Items from an interface collection:
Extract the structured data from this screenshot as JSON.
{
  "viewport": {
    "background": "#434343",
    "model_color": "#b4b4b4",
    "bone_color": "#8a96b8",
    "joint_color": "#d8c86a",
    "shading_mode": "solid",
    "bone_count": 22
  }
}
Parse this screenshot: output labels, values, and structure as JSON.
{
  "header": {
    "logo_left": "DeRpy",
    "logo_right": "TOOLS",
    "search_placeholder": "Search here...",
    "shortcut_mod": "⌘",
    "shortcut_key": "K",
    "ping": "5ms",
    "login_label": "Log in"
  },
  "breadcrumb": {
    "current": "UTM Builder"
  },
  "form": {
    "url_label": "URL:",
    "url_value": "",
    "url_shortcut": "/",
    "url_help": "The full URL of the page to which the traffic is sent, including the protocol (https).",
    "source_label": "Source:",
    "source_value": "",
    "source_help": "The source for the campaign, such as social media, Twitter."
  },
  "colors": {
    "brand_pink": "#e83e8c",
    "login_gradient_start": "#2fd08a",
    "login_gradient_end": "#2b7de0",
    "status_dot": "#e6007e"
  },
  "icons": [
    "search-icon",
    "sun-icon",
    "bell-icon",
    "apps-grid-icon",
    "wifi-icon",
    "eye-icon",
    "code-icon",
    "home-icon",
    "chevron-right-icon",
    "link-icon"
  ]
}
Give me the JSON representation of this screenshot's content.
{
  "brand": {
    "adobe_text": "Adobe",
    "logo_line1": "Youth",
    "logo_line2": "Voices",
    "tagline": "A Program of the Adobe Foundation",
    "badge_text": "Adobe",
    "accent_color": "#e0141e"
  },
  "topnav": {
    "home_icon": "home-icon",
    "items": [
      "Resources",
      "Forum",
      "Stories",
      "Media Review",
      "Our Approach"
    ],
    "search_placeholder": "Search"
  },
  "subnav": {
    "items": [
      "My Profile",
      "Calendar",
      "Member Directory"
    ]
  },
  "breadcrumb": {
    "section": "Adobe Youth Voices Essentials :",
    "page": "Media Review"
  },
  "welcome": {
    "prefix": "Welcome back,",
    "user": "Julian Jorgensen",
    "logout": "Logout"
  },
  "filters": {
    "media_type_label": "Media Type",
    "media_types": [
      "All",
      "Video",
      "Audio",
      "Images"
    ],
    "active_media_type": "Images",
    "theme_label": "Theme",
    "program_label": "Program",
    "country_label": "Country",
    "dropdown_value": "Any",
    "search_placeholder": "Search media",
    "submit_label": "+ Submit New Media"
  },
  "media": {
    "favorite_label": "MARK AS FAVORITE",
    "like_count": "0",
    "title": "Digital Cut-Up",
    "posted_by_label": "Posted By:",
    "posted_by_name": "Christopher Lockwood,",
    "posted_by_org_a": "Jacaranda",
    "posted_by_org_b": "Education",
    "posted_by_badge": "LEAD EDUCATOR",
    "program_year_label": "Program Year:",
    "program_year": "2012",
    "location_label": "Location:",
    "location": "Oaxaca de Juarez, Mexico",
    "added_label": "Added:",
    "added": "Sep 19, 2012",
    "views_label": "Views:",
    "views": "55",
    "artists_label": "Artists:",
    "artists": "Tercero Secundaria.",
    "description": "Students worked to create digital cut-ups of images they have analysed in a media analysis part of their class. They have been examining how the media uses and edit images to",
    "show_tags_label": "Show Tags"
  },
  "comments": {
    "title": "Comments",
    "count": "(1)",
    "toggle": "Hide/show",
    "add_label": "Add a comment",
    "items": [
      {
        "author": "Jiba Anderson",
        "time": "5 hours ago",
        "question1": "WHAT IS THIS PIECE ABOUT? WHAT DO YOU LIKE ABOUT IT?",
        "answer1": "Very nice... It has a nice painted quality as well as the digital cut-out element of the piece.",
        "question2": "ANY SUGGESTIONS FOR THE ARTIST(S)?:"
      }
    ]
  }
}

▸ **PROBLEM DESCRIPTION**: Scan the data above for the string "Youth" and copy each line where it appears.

▸ **RESULT OF THIS TASK**:
    "logo_line1": "Youth",
    "section": "Adobe Youth Voices Essentials :",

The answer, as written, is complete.